> [WORK TASK]: Retype each record below word for word. Leave the pictures out.
Start of EXTRACTED ENTRIES
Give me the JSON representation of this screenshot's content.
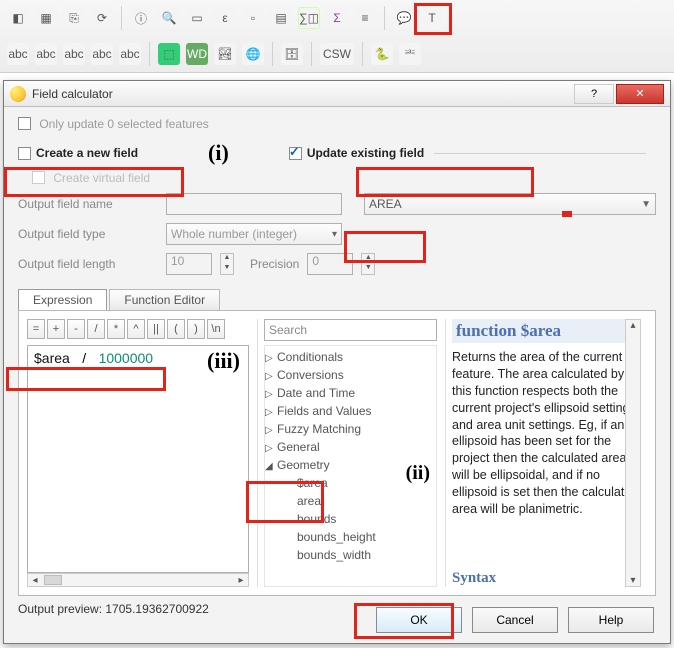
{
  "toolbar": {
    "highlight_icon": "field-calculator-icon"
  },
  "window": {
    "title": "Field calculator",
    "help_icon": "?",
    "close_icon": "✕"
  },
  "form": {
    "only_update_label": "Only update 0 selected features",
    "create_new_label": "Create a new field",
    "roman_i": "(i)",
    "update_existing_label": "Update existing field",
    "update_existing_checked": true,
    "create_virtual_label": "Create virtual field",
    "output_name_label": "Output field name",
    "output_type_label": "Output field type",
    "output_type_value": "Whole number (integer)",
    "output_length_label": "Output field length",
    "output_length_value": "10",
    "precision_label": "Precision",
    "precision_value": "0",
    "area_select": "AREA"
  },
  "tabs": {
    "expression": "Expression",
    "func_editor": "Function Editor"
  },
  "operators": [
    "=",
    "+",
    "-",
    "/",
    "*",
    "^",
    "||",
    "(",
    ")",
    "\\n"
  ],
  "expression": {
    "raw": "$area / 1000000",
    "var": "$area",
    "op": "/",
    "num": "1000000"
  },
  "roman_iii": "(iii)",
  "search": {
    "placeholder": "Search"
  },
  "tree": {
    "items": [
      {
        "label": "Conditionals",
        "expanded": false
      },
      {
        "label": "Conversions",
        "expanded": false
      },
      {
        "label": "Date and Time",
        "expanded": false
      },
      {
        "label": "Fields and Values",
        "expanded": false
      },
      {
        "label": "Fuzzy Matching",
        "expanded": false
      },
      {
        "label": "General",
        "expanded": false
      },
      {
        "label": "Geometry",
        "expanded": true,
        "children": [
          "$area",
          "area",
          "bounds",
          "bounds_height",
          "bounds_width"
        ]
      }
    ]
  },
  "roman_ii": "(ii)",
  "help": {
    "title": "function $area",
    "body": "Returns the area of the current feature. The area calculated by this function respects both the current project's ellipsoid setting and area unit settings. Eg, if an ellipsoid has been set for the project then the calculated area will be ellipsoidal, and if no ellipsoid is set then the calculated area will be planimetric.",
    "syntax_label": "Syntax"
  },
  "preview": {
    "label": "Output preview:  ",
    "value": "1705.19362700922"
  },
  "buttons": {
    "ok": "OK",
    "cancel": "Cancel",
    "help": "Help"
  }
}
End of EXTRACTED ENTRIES
> [THE ANSWER]:
Give me the JSON representation of this screenshot's content.
{
  "toolbar": {
    "highlight_icon": "field-calculator-icon"
  },
  "window": {
    "title": "Field calculator",
    "help_icon": "?",
    "close_icon": "✕"
  },
  "form": {
    "only_update_label": "Only update 0 selected features",
    "create_new_label": "Create a new field",
    "roman_i": "(i)",
    "update_existing_label": "Update existing field",
    "update_existing_checked": true,
    "create_virtual_label": "Create virtual field",
    "output_name_label": "Output field name",
    "output_type_label": "Output field type",
    "output_type_value": "Whole number (integer)",
    "output_length_label": "Output field length",
    "output_length_value": "10",
    "precision_label": "Precision",
    "precision_value": "0",
    "area_select": "AREA"
  },
  "tabs": {
    "expression": "Expression",
    "func_editor": "Function Editor"
  },
  "operators": [
    "=",
    "+",
    "-",
    "/",
    "*",
    "^",
    "||",
    "(",
    ")",
    "\\n"
  ],
  "expression": {
    "raw": "$area / 1000000",
    "var": "$area",
    "op": "/",
    "num": "1000000"
  },
  "roman_iii": "(iii)",
  "search": {
    "placeholder": "Search"
  },
  "tree": {
    "items": [
      {
        "label": "Conditionals",
        "expanded": false
      },
      {
        "label": "Conversions",
        "expanded": false
      },
      {
        "label": "Date and Time",
        "expanded": false
      },
      {
        "label": "Fields and Values",
        "expanded": false
      },
      {
        "label": "Fuzzy Matching",
        "expanded": false
      },
      {
        "label": "General",
        "expanded": false
      },
      {
        "label": "Geometry",
        "expanded": true,
        "children": [
          "$area",
          "area",
          "bounds",
          "bounds_height",
          "bounds_width"
        ]
      }
    ]
  },
  "roman_ii": "(ii)",
  "help": {
    "title": "function $area",
    "body": "Returns the area of the current feature. The area calculated by this function respects both the current project's ellipsoid setting and area unit settings. Eg, if an ellipsoid has been set for the project then the calculated area will be ellipsoidal, and if no ellipsoid is set then the calculated area will be planimetric.",
    "syntax_label": "Syntax"
  },
  "preview": {
    "label": "Output preview:  ",
    "value": "1705.19362700922"
  },
  "buttons": {
    "ok": "OK",
    "cancel": "Cancel",
    "help": "Help"
  }
}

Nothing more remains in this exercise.